The following season would see Durant reach the pinnacle of his career at that point. He won the MVP despite Westbrook missing significant time recovering from his knee injury.
OKC and the Grizzlies would meet in the first round this time. Once again, the Thunder would find themselves down 2-1 playing on the road in Memphis. Once again, the Thunder would look their season in the face as the Grizzlies took control of the fourth quarter in Game 4.
Then Reggie Jackson had the best game of his life.
Jackson’s shot making and clutch free throws saved the Thunder from defeat. His 32 points led all scorers and was by far the reason OKC left the FedExForum with a win while Durant, Westbrook and Serge Ibaka shot a combined 17-of-56.
With OKC regaining momentum in the series at 2-2, Memphis stole it back on the road. If Jackson’s Game 4 saved the Thunder in the series, Game 6 provided the death knell for the Grizzlies.
Steven Adams provided his own physicality against the bigs of Memphis. Since this time, Adams has gained a nasty, but respectable reputation as a dirty player. That stigma can be traced back to the 6:44 mark of the fourth quarter of Game 6.
With OKC down 3-2 in the series, the Thunder controlled Game 6. They held a 88-71 lead in the fourth before Randolph had grown tired of Adams’ physicality and antics. Randolph and Adams ran down the floor together following a missed-Mike Miller shot. Then Randolph pushed Adams away but not before hitting Adams in the face.
The Thunder won Game 6. Randolph was suspended for Game 7. OKC would win the series easily against a short-handed Memphis squad.
Grit and Grind/Thunder U Coda
Following the 2013-14 season, the Thunder grew up.
Durant and Westbrook were no longer young players and OKC was no longer viewed with such optimism. Their window of opportunity was closing quickly as injuries piled up and contracts grew closer to their conclusion.
With that “Thunder U” just became the Thunder. Title contenders who dealt with the disappointment and criticism that came with not reaching their goals.

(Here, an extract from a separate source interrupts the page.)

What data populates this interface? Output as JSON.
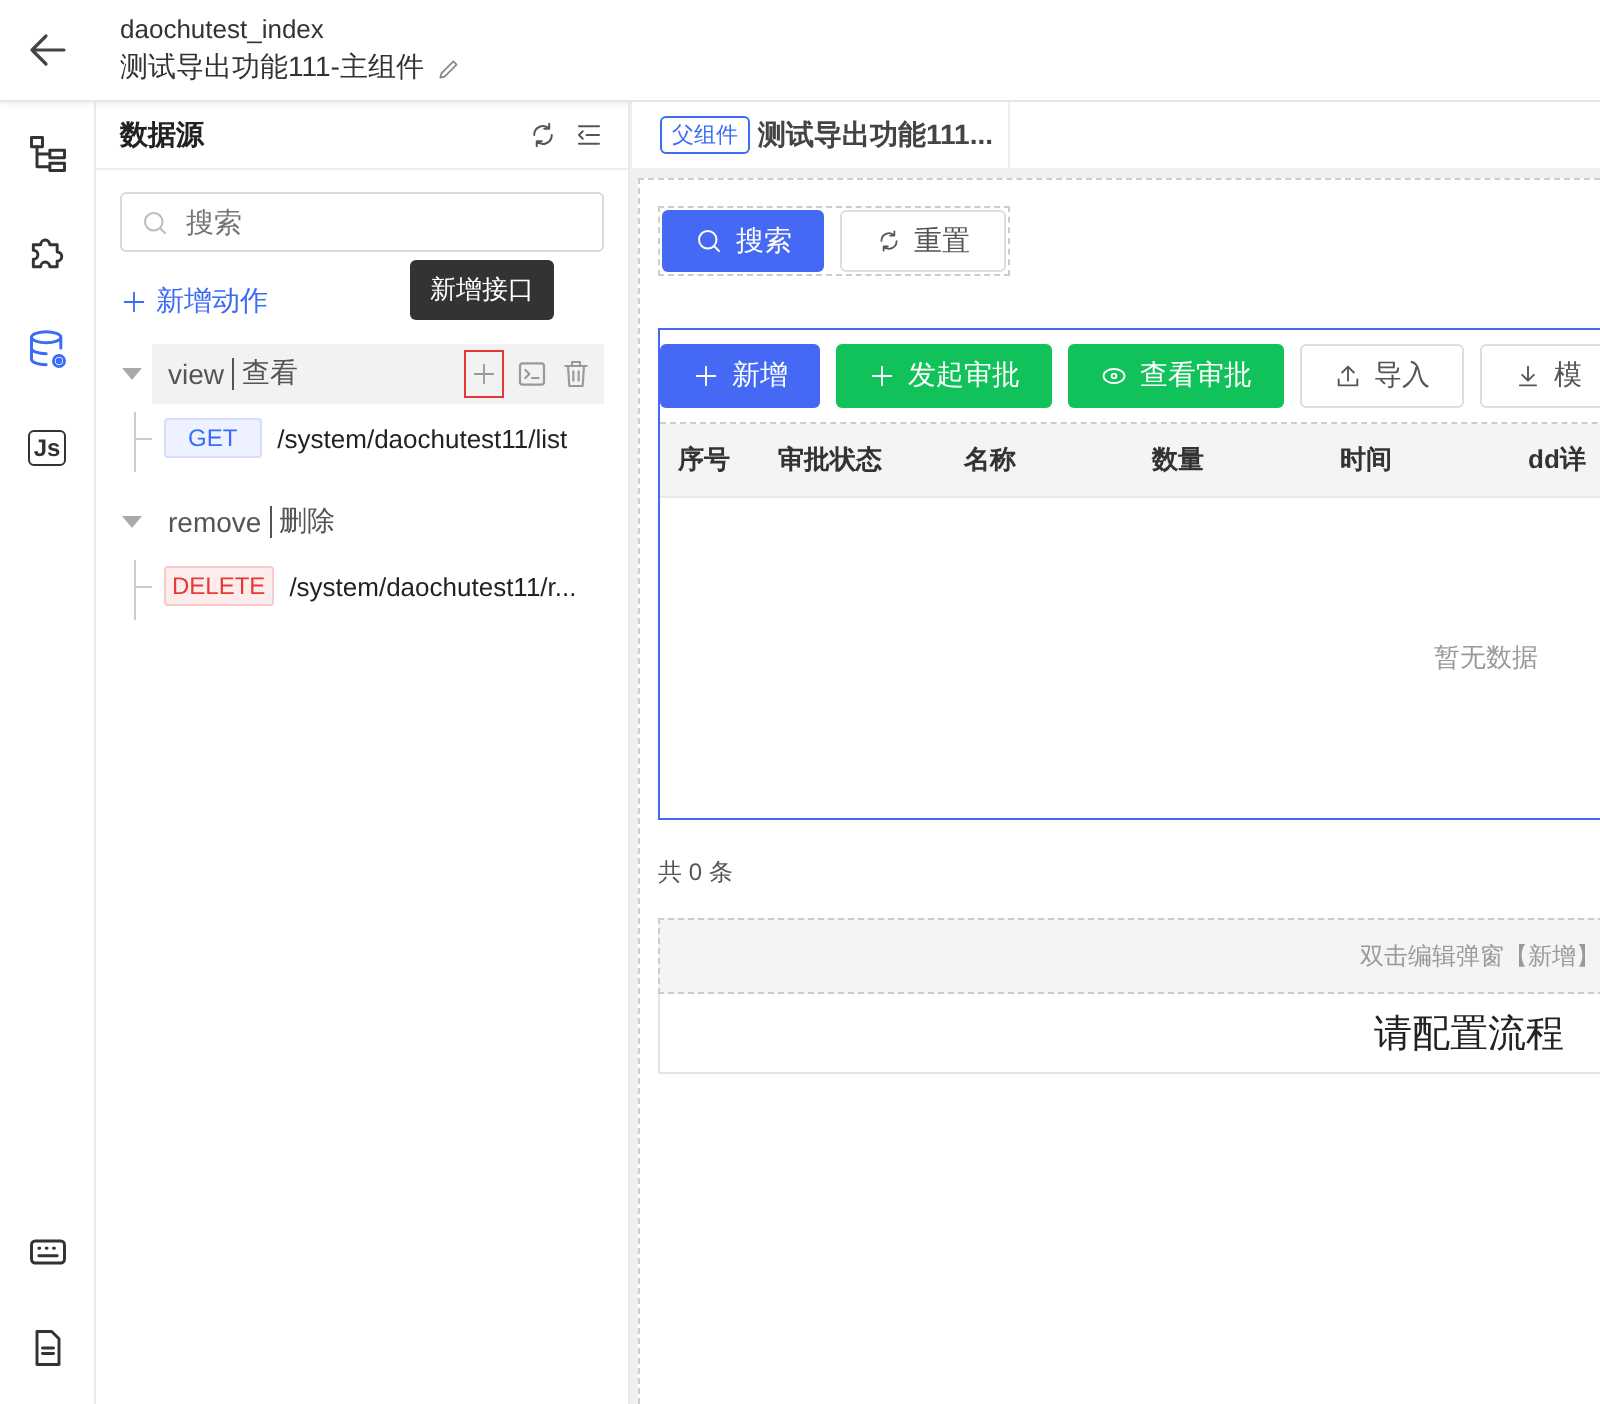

OKC would miss the playoffs in the 2014-15 season thanks to an injury plague. Memphis would reach the playoffs once again.
The Grizzlies would dominate the Portland Trailblazers before running into the Golden State Warriors in a six-game series.
While both franchises were Western Conference playoff contenders the next few seasons, they never met in the postseason again. Durant eventually left OKC and injuries piled up on Memphis. With the league becoming more outside-in, the Grizzlies “Grit and Grind” would fade into NBA obscurity.
These two franchises, separated by 466 miles down Interstate-40, were locked into a season-by-season struggle. Seven overtime games — with nine overtimes overall — single-digit deficits and 19 playoff games became the trial for each organization. One would reach the upper-tier in the West, the other would be a tough middle-tier.
Both teams needed each other. Both teams provided fun series’ for NBA fans. It is with the Conley trade that we now must wave goodbye to “Grit and Grind.”
Brady Trantham has covered the Oklahoma City Thunder for The Franchise since April 2018 and for Thunder Digest since 2016. He hosts a Thunder podcast with Madysson Morris “OKC-82 Podcast” which can be found on all podcast outlets, and is a featured co-host on the Franchise Thunder Insider’s Show on Saturdays from 10-12, in addition to weekly guest spots on “The Franchise Drive” on Tuesdays and “The Franchise Morning Show” on Wednesdays. Follow him on Twitter @BradyDoesSports